What to work on =>
Copy each line below that has "JSON".

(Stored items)
== Segment start ==

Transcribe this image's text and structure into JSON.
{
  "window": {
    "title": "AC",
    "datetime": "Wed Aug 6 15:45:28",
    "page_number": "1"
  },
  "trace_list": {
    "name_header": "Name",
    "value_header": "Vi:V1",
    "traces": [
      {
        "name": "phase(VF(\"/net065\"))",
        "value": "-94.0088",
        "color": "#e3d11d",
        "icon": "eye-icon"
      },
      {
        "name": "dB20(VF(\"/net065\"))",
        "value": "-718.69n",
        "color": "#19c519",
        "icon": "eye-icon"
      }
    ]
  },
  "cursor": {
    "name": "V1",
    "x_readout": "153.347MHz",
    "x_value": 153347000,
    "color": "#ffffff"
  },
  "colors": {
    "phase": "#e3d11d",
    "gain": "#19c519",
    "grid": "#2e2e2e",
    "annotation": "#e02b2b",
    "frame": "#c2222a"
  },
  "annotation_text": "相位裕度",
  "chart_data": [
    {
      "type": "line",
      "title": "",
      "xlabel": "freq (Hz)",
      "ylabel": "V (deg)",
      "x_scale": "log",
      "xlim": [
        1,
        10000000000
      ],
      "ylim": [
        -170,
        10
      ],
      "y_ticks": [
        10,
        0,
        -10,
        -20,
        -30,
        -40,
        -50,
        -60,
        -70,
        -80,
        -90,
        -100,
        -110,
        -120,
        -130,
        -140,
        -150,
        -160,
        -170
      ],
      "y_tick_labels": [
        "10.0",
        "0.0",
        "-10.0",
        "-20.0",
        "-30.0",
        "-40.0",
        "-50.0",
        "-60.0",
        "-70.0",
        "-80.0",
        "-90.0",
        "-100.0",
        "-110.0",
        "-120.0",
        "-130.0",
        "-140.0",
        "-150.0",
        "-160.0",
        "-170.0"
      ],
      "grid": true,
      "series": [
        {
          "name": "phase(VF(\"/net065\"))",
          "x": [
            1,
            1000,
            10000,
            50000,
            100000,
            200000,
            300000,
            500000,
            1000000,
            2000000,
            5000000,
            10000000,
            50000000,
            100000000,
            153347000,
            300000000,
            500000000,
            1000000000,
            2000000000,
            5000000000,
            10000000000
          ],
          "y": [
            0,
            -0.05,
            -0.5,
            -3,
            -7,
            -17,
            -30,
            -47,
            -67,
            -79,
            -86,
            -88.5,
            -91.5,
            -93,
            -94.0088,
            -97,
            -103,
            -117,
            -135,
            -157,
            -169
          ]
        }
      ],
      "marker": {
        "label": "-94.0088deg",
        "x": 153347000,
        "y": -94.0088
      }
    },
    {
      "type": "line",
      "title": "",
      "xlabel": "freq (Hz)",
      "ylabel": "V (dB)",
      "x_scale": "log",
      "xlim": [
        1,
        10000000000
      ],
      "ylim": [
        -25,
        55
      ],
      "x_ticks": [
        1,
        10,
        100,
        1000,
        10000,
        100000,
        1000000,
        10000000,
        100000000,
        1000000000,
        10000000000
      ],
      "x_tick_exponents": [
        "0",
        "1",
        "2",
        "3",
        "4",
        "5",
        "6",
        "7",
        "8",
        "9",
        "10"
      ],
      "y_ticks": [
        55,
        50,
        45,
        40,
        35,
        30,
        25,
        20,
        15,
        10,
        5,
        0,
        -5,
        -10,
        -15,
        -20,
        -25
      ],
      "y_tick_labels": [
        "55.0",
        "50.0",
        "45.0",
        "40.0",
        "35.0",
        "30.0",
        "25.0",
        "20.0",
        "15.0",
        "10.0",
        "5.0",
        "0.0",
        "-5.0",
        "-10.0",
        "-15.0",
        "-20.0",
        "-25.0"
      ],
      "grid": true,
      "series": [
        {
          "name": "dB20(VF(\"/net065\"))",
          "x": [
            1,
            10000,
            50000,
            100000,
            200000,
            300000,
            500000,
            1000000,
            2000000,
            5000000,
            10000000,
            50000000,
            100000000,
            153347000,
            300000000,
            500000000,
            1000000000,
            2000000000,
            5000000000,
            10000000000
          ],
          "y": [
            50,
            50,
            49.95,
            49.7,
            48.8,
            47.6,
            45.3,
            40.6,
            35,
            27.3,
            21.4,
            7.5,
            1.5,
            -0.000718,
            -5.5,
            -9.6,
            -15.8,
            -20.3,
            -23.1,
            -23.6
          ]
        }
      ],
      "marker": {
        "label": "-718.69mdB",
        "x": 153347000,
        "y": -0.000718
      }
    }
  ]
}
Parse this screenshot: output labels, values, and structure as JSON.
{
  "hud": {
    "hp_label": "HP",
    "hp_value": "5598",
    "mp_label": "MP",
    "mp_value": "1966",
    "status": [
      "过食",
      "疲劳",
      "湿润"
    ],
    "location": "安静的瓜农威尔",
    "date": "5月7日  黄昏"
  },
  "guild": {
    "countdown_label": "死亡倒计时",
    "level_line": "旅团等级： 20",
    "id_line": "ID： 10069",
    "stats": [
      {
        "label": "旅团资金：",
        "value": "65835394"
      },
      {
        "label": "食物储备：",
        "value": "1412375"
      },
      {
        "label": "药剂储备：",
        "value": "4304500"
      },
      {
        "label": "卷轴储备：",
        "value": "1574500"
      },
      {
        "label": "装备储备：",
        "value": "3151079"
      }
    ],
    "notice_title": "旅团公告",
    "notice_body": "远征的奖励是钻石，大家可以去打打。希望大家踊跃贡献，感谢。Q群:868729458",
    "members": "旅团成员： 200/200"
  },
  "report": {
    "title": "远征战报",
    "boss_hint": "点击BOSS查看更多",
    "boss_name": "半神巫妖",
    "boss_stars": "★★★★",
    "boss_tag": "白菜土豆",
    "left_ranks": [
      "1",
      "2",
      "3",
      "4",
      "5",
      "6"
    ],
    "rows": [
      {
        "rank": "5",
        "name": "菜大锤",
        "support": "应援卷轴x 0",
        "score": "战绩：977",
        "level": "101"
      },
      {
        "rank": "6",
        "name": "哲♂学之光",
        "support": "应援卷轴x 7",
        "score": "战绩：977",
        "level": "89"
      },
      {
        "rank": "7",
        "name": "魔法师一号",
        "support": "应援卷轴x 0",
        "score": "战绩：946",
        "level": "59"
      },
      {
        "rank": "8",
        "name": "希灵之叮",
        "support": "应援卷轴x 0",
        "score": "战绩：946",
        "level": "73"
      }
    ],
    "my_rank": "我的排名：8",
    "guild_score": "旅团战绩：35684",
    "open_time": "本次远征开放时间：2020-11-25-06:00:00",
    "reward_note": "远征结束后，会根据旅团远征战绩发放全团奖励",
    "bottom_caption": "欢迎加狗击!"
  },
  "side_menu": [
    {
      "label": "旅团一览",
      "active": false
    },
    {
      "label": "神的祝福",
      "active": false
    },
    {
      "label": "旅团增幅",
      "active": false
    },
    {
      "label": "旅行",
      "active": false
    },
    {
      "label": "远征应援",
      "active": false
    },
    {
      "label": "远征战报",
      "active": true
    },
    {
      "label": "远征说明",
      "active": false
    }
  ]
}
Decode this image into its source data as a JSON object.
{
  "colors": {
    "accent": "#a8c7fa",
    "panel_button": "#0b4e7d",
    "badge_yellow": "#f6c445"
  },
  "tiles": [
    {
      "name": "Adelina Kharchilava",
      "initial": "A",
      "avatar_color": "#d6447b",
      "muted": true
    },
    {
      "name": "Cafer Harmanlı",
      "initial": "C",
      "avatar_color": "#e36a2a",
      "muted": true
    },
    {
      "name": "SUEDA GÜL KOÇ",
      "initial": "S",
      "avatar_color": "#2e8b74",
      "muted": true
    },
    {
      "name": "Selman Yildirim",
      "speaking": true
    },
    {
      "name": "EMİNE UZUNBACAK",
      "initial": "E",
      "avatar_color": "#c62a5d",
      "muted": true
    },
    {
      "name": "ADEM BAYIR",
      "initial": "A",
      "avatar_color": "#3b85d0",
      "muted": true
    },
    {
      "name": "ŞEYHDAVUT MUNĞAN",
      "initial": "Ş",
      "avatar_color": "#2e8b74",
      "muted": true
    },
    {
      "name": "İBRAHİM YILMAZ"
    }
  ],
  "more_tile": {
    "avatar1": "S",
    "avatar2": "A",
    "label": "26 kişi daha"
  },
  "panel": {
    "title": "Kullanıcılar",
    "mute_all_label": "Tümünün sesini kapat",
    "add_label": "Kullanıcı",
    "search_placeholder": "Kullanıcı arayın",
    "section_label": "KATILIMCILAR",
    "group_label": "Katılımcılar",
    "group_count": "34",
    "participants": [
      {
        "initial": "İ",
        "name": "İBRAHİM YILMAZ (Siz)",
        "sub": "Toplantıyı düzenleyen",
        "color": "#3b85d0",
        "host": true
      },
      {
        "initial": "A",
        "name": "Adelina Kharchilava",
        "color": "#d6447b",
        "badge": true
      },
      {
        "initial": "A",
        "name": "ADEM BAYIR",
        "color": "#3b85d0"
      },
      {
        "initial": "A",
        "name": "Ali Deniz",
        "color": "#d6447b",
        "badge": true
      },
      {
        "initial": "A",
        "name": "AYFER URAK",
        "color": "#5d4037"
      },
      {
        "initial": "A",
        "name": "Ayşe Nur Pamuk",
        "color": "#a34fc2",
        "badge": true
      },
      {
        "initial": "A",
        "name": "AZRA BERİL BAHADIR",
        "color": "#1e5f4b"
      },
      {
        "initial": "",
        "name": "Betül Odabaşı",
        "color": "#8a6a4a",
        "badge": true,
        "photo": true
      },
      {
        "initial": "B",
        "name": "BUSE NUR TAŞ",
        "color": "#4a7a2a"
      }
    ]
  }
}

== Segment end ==

Result for this task =>
Transcribe this image's text and structure into JSON.
Parse this screenshot: output labels, values, and structure as JSON.
Decode this image into its source data as a JSON object.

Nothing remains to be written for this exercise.